▶ _SUPPLIED RECORDS_:
*** Begin section ***

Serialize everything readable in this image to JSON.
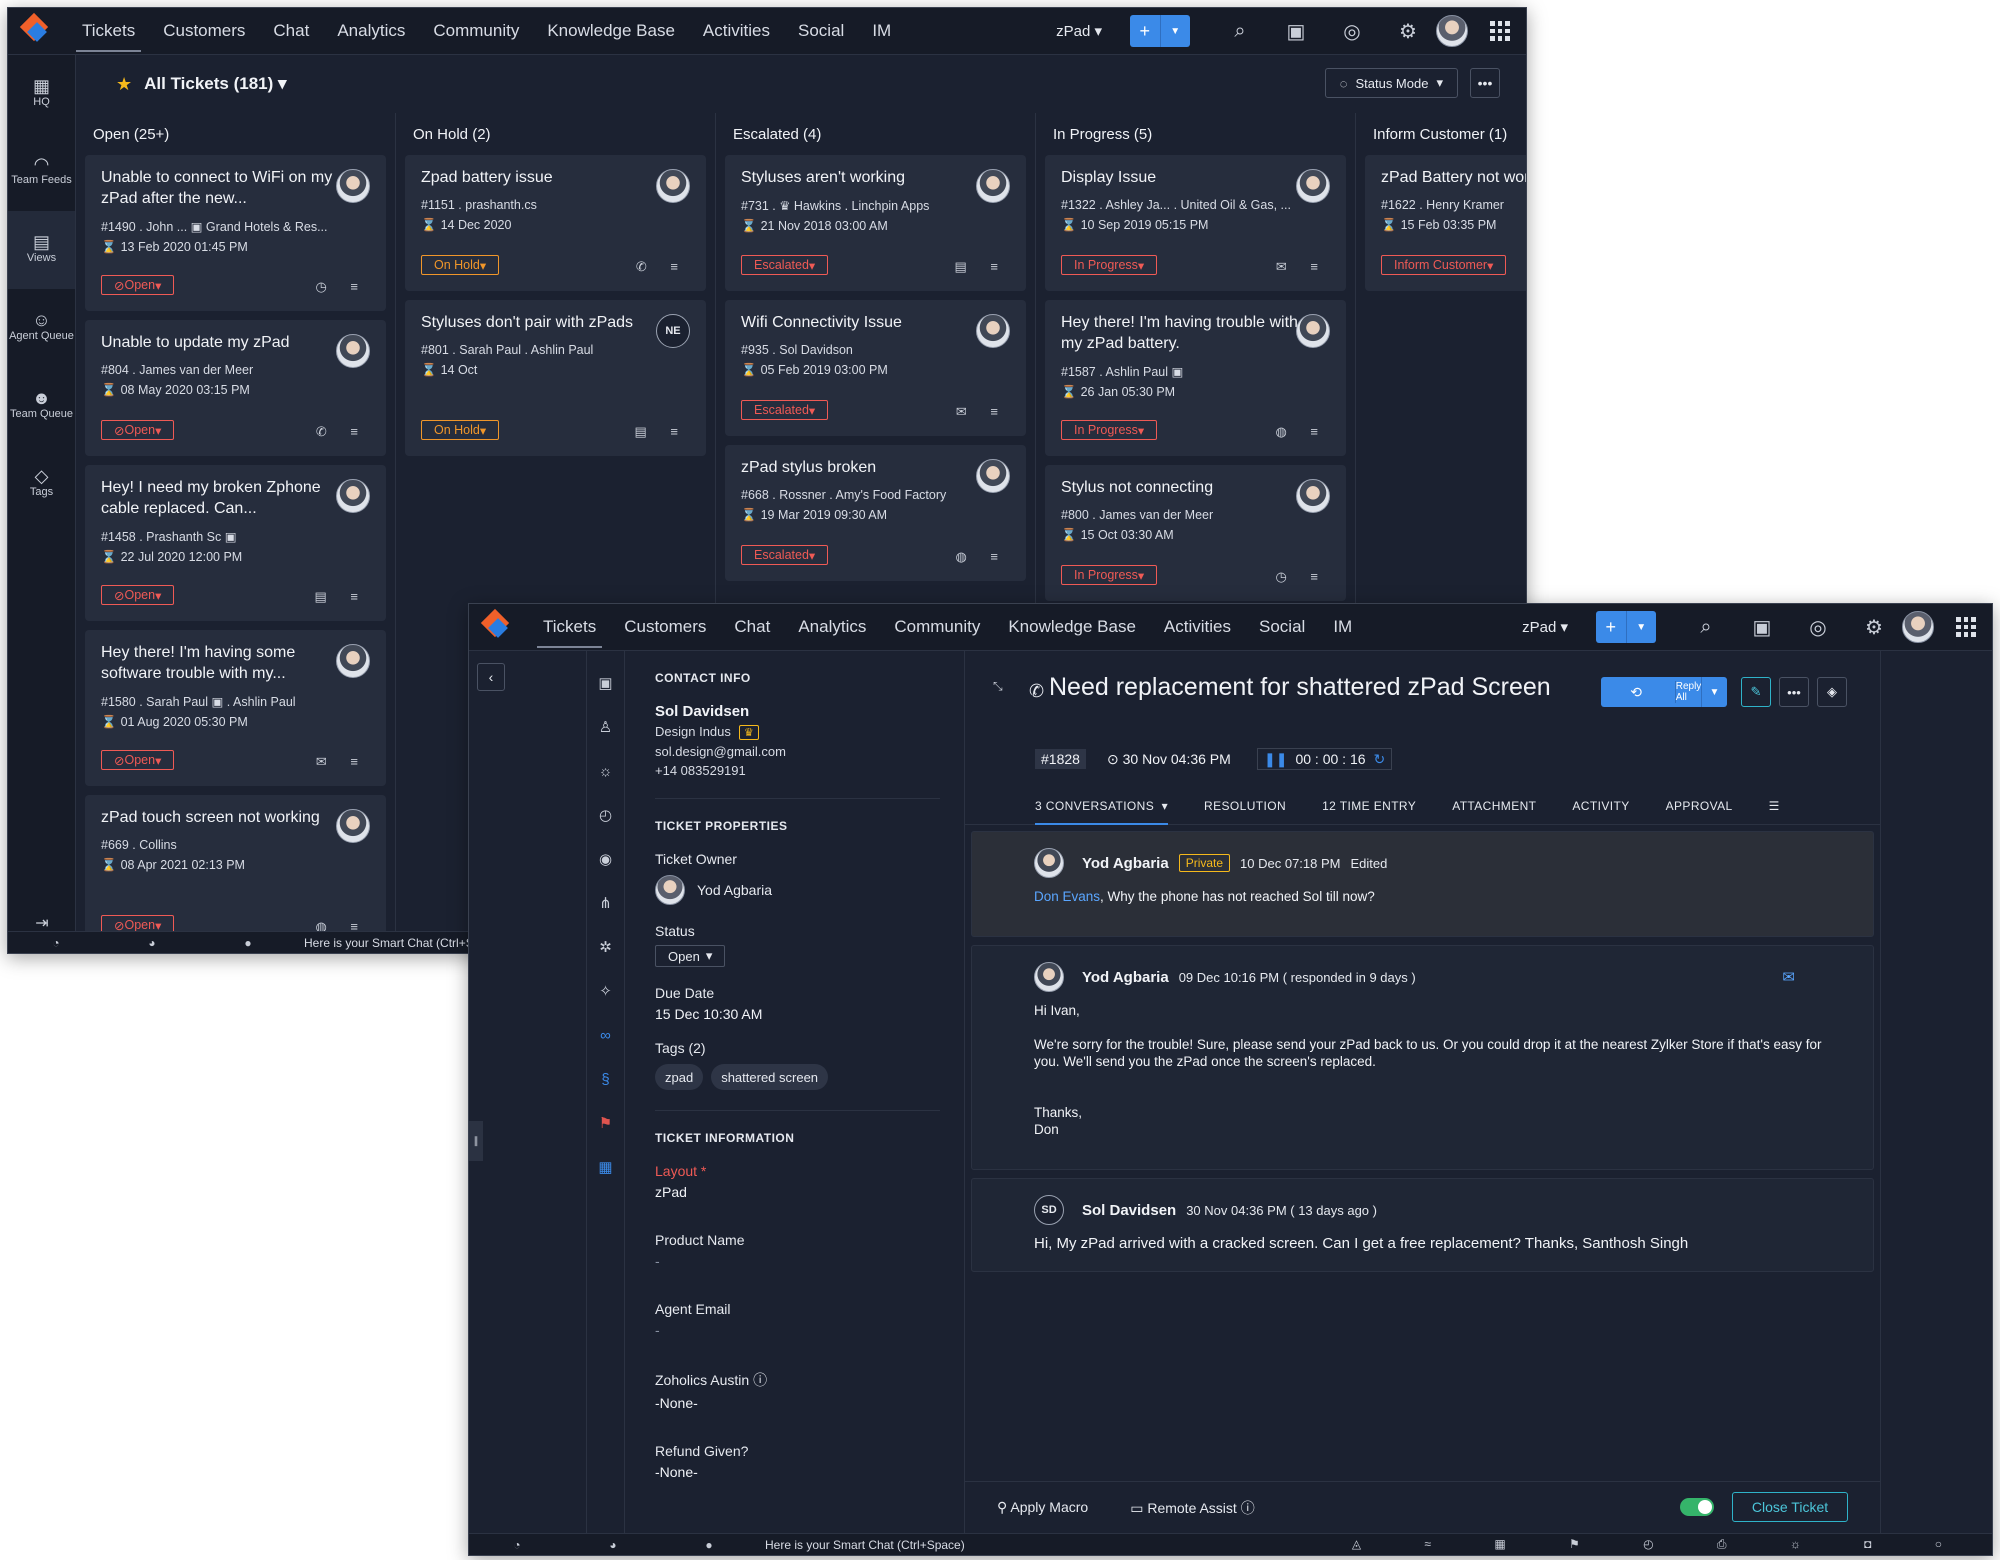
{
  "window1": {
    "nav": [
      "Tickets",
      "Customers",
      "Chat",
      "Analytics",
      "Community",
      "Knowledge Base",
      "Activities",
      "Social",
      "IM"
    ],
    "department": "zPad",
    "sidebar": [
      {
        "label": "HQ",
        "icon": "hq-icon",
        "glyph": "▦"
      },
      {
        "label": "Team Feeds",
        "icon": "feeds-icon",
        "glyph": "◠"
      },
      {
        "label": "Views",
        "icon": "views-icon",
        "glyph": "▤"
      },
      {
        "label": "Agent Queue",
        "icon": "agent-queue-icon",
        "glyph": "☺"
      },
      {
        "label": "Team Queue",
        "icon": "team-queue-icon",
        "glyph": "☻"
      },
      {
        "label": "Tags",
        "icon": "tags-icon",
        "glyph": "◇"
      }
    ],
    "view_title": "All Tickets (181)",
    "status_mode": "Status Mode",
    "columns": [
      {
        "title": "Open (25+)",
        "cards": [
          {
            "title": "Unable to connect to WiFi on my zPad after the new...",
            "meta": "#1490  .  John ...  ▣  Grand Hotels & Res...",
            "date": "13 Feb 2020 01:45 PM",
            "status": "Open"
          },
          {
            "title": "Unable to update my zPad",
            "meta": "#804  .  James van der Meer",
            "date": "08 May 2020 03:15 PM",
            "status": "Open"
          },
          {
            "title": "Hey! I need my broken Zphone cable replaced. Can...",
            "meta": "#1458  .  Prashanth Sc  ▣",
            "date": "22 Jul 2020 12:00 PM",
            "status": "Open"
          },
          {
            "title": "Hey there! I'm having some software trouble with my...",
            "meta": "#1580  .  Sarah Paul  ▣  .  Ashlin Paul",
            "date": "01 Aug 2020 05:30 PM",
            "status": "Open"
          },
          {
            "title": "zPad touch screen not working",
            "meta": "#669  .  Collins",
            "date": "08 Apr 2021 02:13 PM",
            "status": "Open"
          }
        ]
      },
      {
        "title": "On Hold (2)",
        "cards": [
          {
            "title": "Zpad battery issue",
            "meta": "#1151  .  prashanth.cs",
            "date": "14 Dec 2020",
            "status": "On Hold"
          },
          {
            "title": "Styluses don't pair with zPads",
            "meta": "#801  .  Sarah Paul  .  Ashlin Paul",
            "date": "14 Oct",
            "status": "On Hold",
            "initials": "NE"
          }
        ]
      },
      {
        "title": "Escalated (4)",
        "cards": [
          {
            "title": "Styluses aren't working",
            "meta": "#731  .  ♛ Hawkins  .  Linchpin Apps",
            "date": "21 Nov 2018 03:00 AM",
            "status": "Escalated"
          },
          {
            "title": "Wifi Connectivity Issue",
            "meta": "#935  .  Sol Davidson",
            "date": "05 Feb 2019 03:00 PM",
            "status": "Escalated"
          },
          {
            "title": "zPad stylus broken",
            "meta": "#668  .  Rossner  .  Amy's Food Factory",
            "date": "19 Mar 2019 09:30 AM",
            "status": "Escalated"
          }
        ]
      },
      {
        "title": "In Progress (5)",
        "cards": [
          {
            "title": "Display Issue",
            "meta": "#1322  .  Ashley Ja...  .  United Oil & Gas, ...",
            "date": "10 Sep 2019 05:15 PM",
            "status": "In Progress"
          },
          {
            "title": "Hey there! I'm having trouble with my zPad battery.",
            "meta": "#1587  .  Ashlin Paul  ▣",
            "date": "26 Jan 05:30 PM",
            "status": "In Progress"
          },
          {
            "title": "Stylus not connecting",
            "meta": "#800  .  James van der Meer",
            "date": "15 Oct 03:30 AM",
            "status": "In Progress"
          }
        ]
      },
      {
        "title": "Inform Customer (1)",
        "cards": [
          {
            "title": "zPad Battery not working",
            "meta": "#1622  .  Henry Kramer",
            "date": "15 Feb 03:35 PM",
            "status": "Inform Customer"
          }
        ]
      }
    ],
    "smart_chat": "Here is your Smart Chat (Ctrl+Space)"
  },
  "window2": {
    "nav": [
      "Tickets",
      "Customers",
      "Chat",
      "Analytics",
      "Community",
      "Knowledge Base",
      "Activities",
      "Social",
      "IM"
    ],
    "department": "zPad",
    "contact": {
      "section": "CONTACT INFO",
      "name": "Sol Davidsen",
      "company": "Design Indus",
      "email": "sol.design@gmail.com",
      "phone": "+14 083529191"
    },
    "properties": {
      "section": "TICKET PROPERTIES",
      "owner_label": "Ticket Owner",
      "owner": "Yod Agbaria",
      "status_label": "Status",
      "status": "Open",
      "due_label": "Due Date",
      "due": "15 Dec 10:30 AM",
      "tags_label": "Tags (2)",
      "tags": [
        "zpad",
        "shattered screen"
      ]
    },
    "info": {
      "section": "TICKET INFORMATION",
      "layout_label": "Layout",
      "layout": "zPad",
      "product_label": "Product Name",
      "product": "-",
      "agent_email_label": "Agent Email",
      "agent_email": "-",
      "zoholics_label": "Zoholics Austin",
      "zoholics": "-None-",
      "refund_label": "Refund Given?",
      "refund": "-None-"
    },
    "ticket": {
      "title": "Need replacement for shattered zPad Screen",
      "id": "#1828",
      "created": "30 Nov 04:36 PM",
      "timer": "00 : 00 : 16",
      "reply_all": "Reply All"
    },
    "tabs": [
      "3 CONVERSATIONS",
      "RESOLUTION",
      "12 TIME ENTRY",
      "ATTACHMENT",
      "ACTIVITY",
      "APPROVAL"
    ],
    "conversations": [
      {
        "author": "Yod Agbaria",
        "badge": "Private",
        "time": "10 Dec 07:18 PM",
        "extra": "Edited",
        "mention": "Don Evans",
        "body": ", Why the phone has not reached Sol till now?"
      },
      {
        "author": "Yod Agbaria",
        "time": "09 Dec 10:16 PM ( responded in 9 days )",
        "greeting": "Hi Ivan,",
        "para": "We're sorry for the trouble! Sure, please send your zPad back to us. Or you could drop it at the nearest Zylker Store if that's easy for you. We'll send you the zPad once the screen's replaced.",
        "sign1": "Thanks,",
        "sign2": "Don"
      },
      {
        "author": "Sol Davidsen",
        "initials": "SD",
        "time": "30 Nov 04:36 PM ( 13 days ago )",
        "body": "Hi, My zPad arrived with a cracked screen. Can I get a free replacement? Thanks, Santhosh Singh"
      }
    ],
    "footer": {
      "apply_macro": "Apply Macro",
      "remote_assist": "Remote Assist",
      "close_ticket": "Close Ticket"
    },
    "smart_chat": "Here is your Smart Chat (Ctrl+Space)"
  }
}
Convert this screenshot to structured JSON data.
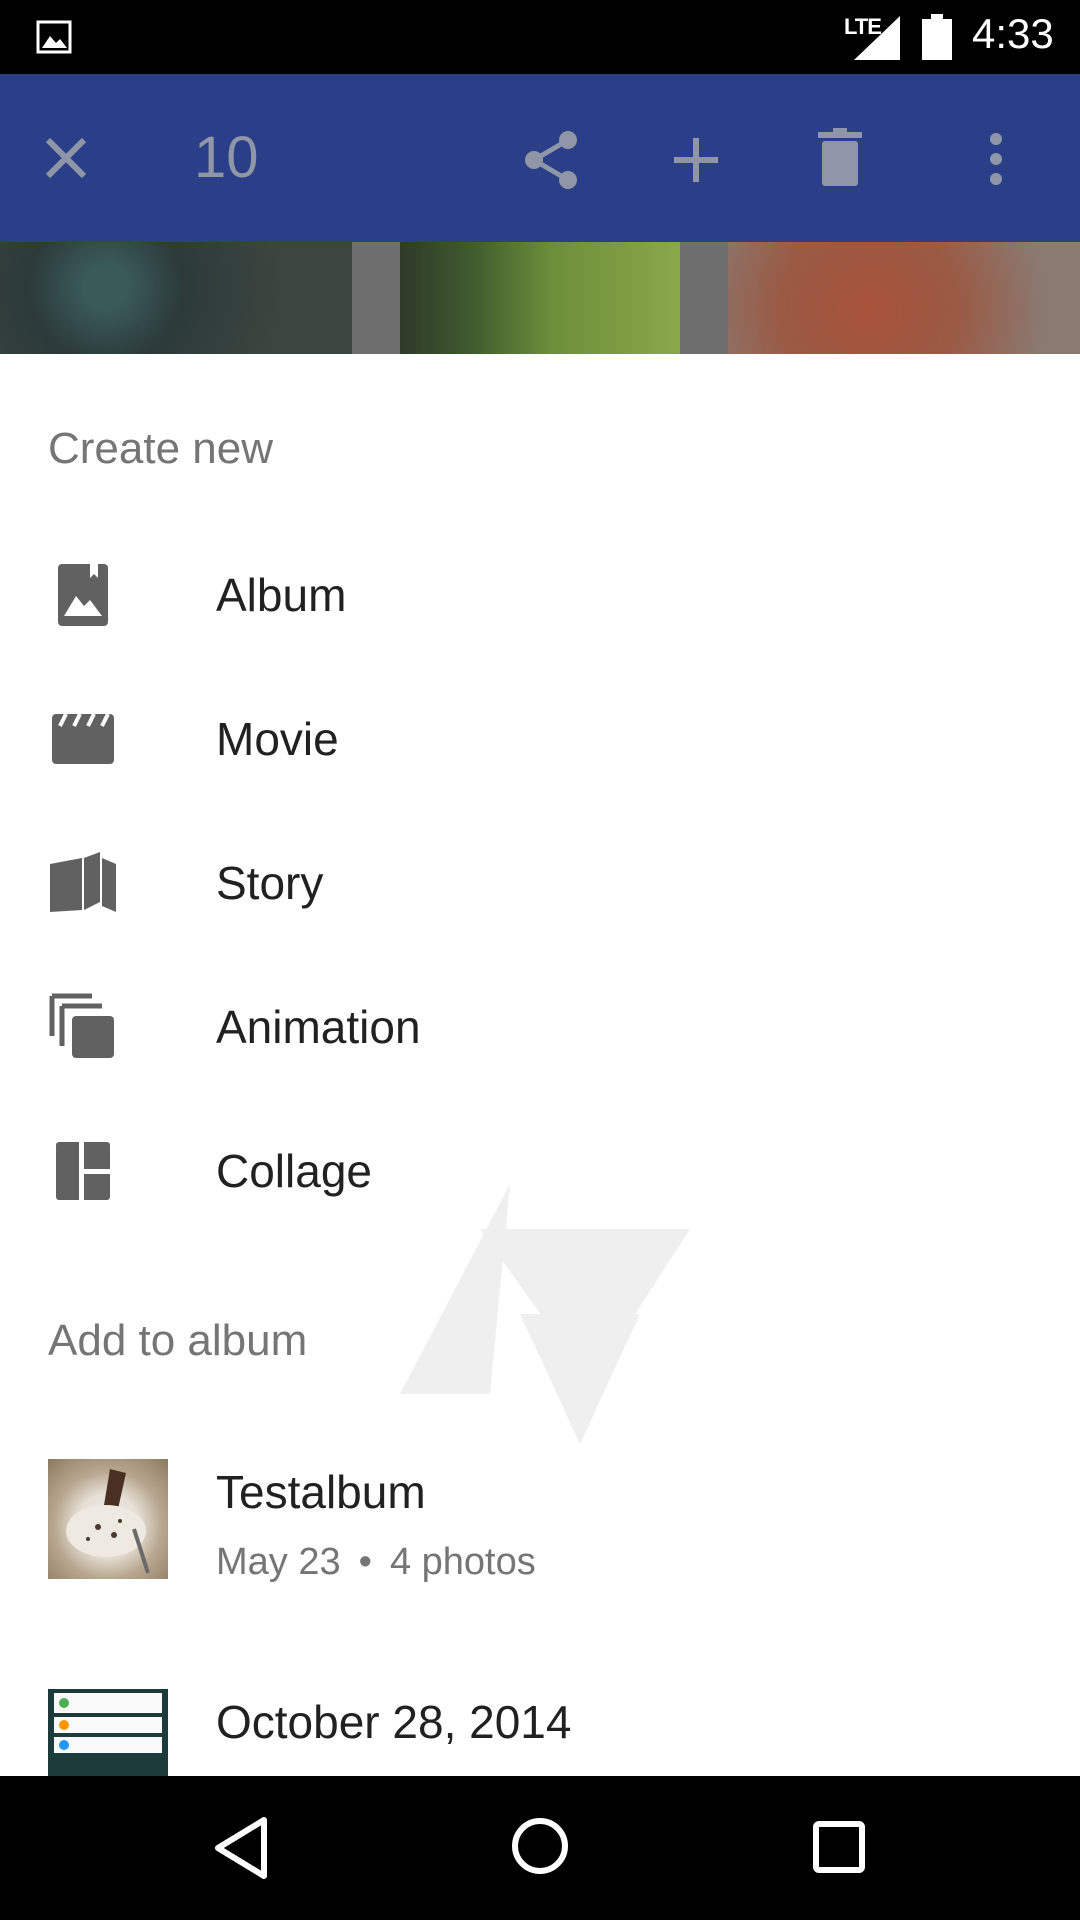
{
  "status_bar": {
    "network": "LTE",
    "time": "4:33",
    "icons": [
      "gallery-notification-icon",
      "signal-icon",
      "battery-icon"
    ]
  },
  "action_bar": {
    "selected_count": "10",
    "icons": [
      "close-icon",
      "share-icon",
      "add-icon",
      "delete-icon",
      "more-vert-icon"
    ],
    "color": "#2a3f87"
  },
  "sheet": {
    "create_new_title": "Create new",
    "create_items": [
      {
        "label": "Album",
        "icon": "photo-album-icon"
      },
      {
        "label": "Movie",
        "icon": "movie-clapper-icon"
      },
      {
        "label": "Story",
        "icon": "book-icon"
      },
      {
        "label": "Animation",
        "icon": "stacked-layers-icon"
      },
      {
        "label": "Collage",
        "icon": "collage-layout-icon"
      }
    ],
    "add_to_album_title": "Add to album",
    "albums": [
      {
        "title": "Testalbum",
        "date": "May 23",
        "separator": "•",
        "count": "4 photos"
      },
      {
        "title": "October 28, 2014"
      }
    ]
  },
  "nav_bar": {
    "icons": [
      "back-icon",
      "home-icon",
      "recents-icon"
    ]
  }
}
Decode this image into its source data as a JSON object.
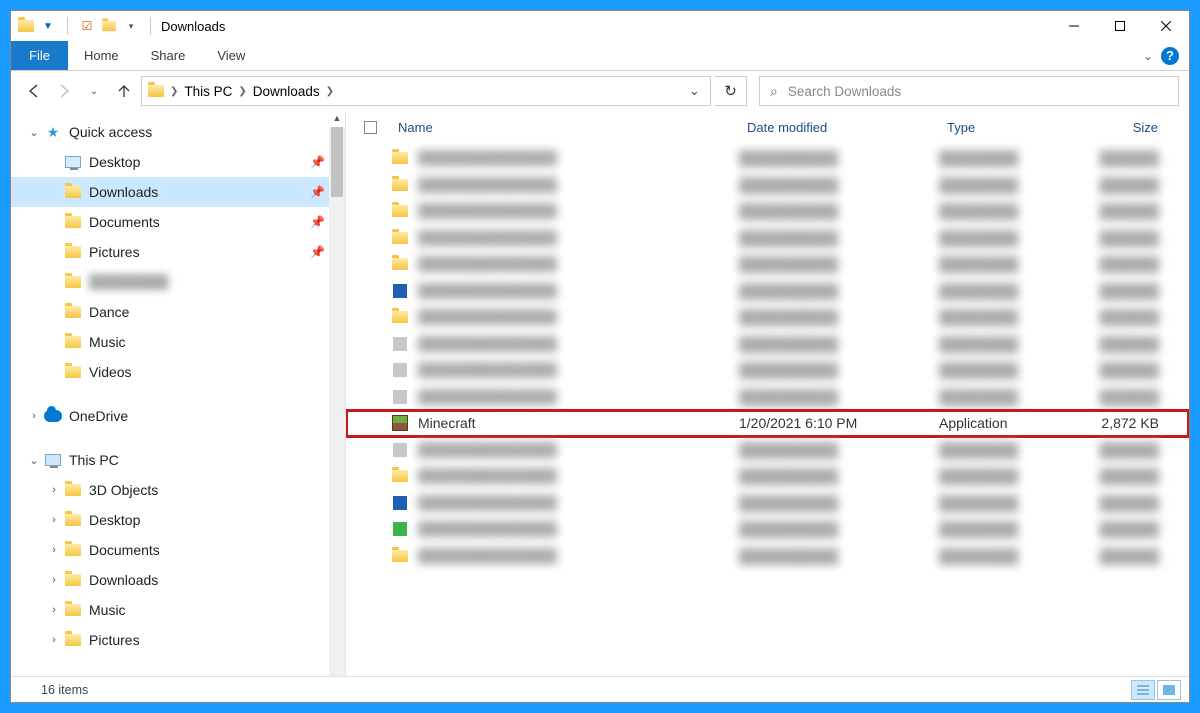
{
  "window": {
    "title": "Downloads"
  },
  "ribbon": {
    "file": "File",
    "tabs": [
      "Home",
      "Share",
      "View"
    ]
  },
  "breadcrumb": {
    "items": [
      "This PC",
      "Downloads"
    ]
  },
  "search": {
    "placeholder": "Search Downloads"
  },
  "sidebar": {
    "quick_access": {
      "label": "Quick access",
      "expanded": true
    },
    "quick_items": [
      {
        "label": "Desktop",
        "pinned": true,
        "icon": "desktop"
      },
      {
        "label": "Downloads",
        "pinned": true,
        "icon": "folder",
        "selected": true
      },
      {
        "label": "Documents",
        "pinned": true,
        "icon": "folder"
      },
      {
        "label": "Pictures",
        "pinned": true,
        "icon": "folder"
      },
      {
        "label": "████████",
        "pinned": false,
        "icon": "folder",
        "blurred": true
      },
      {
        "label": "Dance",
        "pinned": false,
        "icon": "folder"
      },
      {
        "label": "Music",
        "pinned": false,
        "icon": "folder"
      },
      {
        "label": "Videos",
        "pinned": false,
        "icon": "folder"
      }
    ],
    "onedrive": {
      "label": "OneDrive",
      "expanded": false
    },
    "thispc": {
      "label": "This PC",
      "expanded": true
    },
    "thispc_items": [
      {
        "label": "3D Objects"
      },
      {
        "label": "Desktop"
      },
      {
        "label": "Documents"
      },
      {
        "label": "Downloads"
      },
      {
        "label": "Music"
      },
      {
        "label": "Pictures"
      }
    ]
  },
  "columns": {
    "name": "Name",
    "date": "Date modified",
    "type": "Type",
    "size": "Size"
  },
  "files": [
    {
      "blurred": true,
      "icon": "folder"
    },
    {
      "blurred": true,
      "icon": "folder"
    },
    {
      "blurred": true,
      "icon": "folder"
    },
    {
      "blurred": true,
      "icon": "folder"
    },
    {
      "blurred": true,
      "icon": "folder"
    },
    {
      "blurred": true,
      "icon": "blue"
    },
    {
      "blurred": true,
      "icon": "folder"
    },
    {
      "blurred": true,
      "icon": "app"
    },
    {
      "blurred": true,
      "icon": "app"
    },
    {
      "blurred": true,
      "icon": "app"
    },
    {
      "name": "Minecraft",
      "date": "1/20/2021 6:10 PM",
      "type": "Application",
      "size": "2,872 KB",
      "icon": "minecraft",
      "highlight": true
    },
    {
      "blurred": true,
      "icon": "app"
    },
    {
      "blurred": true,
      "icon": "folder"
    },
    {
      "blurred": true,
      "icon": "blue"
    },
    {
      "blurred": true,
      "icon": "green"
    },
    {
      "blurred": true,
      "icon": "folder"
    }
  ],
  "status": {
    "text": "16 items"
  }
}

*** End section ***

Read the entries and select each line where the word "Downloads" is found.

▶ _WRITTEN REPLY_:
    "title": "Downloads"
      "Downloads"
    "placeholder": "Search Downloads"
        "label": "Downloads",
        "label": "Downloads"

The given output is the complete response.